Eochaid or Eochu Étgudach ("possessing clothes") or Etgedach ("negligent"?)[1] son of Dáire Doimthech, a descendant of Lugaid mac Ítha, nephew of Míl Espáine, was, according to medieval Irish legend and historical tradition, a High King of Ireland. According to the Lebor Gabála Érenn he was chosen as king by the remaining quarter of the men of Ireland after the other three-quarters had died with the former king, Tigernmas, while worshipping the deity Crom Cruach. He introduced a system whereby the number of colours a man could wear in his clothes depended on his social rank, from one colour for a slave to seven for a king or queen. He ruled for four years, until he was killed in battle at Tara by Cermna Finn, who succeeded to the throne jointly with his brother Sobairce. His reign is synchronised with that of Eupales in Assyria.[2] The chronology of Geoffrey Keating's Foras Feasa ar Éirinn dates his reign to 1159–1155 BC,[3] that of the Annals of the Four Masters (which adds that there was a seven-year interregnum between Tigernmas' death and Eochaid's accession) to 1537–1533 BC.[4]

As a son of the legendary 1st or 2nd century AD Dáire Doimthech, Eochaid Étgudach appears to have been misplaced chronologically by later medieval synchronists.[citation needed]

Preceded by
High King of Ireland
AFM 1537–1533 BC
FFE 1159–1155 BC
Succeeded by
Sobairce and Cermna Finn
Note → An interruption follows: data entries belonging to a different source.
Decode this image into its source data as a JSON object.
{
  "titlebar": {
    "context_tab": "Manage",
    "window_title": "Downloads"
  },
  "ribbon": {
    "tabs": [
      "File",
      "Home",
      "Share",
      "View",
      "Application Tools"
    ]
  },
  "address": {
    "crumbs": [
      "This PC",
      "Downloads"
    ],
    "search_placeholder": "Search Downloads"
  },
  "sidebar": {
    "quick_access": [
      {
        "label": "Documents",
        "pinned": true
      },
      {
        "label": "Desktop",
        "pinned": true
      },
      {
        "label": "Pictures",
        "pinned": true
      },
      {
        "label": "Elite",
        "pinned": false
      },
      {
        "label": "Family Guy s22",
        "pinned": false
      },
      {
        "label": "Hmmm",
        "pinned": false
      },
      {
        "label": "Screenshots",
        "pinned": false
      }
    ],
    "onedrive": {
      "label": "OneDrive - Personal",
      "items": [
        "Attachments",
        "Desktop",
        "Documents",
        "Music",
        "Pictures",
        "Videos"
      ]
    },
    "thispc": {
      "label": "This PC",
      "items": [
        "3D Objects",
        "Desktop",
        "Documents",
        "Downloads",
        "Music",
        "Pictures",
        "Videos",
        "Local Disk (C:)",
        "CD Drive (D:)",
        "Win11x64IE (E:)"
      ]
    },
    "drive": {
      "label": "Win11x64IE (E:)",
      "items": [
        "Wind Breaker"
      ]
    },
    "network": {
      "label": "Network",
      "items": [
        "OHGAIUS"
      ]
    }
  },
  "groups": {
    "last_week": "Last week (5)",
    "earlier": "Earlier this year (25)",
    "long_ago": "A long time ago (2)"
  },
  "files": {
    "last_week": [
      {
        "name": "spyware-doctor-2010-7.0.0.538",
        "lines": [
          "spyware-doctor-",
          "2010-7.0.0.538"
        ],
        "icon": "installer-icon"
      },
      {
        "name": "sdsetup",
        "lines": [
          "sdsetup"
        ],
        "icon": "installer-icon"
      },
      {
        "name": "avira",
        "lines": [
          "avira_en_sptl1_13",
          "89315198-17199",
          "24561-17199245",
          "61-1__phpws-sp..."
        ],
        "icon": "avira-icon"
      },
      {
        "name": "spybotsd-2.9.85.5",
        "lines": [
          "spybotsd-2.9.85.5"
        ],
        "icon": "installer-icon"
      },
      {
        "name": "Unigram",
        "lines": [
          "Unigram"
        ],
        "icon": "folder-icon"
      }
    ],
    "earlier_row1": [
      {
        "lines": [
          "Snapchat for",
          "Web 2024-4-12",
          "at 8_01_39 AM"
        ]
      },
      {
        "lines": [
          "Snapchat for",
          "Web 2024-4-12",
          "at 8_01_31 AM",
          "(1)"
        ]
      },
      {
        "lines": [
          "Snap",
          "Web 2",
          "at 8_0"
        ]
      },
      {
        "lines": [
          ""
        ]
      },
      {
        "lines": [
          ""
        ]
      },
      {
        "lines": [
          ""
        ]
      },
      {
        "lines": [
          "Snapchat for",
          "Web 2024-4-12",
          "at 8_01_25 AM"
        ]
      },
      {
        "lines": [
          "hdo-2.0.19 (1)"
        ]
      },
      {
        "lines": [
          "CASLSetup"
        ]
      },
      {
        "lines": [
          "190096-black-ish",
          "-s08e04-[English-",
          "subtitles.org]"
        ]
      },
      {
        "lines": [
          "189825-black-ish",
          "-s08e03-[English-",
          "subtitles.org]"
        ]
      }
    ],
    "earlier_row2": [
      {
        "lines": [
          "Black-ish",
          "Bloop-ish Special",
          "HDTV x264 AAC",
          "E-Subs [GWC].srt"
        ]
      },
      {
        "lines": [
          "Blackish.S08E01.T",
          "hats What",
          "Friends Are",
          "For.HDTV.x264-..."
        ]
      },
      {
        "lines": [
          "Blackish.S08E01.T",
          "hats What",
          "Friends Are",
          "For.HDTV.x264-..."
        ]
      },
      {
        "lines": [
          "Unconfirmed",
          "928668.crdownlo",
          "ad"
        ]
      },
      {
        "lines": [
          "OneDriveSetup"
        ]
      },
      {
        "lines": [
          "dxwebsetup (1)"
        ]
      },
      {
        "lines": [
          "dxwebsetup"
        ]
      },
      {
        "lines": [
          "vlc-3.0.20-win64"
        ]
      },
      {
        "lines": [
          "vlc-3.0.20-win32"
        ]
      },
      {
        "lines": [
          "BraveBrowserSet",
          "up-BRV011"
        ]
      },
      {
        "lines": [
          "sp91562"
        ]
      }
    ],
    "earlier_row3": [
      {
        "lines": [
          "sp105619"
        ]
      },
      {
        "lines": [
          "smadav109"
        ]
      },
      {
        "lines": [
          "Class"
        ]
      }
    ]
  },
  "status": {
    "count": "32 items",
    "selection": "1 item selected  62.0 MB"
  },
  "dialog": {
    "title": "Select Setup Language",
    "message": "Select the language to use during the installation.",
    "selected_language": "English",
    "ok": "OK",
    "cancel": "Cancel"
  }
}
  1. ^ Dictionary of the Irish Language, Compact Edition, Royal Irish Academy, 1990, p. 287
  2. ^ R. A. Stewart Macalister (ed. & trans.), Lebor Gabála Érenn: The Book of the Taking of Ireland Part V, Irish Texts Society, 1956, pp. 209-211
  3. ^ Geoffrey Keating, Foras Feasa ar Éirinn 1.25
  4. ^ Annals of the Four Masters M3657-3667